Outside of this situation, David was less open. At the time, he was married with four young children, and though this marriage wasn’t working, he was not ready to end it. So, we resisted acting on the smoldering physical attraction that developed between us. In 1988, realizing his marriage could not be saved, David ended it.

We married in 1991, and we’ve been together ever since.

Because David’s secret life had been revealed at our first meeting, it was no big deal seeing him in drag. We’d go out with him dressed as Deborah for dinners with certain friends or an occasional weekend away. To me, my husband was “just a cross-dresser.”
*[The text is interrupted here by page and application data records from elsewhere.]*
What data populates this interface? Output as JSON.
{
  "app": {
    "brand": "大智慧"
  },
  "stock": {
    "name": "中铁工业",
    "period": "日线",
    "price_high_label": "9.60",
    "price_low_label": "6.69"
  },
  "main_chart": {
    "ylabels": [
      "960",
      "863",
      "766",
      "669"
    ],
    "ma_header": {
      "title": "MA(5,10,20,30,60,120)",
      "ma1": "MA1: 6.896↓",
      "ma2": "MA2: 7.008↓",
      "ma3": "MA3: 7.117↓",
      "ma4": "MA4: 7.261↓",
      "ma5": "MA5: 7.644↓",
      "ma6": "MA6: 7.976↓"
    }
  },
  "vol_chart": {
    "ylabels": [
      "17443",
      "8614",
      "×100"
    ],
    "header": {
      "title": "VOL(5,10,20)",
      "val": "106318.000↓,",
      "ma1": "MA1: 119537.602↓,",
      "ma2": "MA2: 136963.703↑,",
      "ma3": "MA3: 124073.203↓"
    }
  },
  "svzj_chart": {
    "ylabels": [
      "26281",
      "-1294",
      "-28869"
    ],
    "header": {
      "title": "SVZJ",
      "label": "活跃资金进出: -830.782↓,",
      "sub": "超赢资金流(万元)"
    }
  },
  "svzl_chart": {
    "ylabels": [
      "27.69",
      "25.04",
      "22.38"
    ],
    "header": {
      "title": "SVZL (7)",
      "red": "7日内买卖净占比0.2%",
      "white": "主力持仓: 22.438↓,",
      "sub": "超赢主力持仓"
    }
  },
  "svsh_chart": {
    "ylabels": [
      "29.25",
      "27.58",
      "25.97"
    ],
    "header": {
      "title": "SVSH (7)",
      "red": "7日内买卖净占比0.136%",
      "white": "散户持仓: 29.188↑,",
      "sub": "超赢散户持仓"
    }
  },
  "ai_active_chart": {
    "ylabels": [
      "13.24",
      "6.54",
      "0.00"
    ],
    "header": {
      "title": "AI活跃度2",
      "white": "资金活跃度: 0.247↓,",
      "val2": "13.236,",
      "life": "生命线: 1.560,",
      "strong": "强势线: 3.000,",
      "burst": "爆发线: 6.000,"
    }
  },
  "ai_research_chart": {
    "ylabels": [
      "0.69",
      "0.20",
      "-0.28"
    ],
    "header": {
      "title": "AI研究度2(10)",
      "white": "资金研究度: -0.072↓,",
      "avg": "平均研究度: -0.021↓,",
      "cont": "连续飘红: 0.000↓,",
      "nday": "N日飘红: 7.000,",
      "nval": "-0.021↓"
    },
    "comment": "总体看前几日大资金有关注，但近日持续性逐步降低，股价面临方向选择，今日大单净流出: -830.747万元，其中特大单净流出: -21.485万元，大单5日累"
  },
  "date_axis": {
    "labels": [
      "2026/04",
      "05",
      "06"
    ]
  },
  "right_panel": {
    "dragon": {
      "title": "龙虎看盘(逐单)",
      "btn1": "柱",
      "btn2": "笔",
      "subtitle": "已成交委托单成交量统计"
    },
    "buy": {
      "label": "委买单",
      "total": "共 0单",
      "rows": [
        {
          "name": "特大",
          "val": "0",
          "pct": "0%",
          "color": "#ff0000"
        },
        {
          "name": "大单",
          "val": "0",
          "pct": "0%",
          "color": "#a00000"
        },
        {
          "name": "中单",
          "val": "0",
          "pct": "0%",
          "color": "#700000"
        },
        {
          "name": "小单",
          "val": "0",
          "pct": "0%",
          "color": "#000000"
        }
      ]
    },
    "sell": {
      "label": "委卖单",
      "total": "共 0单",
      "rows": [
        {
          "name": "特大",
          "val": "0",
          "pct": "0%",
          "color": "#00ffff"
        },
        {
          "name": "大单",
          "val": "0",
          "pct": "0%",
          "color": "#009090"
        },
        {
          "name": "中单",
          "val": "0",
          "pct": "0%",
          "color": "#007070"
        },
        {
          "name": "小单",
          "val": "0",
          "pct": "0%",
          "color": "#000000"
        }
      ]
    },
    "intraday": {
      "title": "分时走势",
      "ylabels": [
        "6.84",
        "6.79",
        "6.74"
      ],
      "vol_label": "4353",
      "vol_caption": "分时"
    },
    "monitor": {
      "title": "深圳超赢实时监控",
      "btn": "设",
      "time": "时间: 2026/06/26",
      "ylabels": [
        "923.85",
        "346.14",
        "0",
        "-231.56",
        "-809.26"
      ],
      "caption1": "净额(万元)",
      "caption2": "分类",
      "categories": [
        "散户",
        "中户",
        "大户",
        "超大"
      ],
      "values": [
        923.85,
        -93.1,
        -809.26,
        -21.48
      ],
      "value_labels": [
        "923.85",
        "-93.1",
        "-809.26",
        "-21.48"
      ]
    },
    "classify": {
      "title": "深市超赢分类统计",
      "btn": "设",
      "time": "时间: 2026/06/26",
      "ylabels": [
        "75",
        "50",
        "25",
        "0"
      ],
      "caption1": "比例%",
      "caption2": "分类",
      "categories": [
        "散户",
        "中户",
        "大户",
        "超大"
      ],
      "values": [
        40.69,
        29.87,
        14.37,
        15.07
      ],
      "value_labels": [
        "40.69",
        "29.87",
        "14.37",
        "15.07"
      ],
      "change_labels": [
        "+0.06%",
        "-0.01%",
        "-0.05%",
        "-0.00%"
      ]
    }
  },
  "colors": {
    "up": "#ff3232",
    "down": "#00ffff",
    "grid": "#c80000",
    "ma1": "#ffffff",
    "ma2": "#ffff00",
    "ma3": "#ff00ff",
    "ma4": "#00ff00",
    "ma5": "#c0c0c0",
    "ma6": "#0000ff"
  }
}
But, as with any relationship, it wasn’t all easy. Our primary challenge (stepchildren and ex-spouses notwithstanding) was our sex life; specifically, the devastation David experienced whenever Deborah’s time was over. I was delighted by the return of my man; his male persona was extremely masculine—and I liked that. But David didn’t feel that way.

As an open-minded, adventurous woman, I was comfortable with whatever fantasies arose. But sometimes I wanted something more traditional than a man in a nightgown coming to bed with me. I would ask if David could just be David once in a while. This created conflict and invariably sent him into a downward spiral. Usually, within days, David would find a way to come on to me and we’d make love the way I wanted to. Then all would be well … until the cycle repeated itself.

Perhaps both of us were in denial about the magnitude of his need to be seen as a woman.

The breaking point came in fall 2009, when David was again considering a new therapist, a different antidepressant, some experimental method for accepting the grief of living a lie. As usual, he bemoaned this process, but something unusual happened; I shocked us both by saying, “It’s time to do something different.”

I suggested we talk to an endocrinologist. It was the first step toward resolving his now-60-year-long struggle and the beginning of a quest to honor the woman within.

I’d realized that my beloved would never be happy as a man, though I also knew that I could not commit to remaining in our marriage until I’d experienced our new, changed life. I made this abundantly clear to him, not threatening or coercing but simply sharing it honestly, because it was my truth.

The next two years were a roller coaster ride for me. David told me many times, “I’ll stop this immediately if it means losing you.” While I was touched by his willingness to forgo this dream, I knew that remaining married to an unhappy, inauthentic man was impossible. He had to move forward with his transition, but I still didn’t know if I’d be able to stay married to him once he did.

We lived in this ambiguous state for more than two years until I realized that we belong together, regardless of anything.

Ever since Deborah formally came into the world in October 2011, she has been relentlessly happy. I’ve accepted this new life of ours, even if it may not be my dream come true—it’s certainly hers. It’s the life she thought would elude her forever, and I was able to support her as she made it a reality.

For that reason, our marriage is one of my life’s greatest achievements.

This article was originally published at Glamour. Reprinted with permission from the author.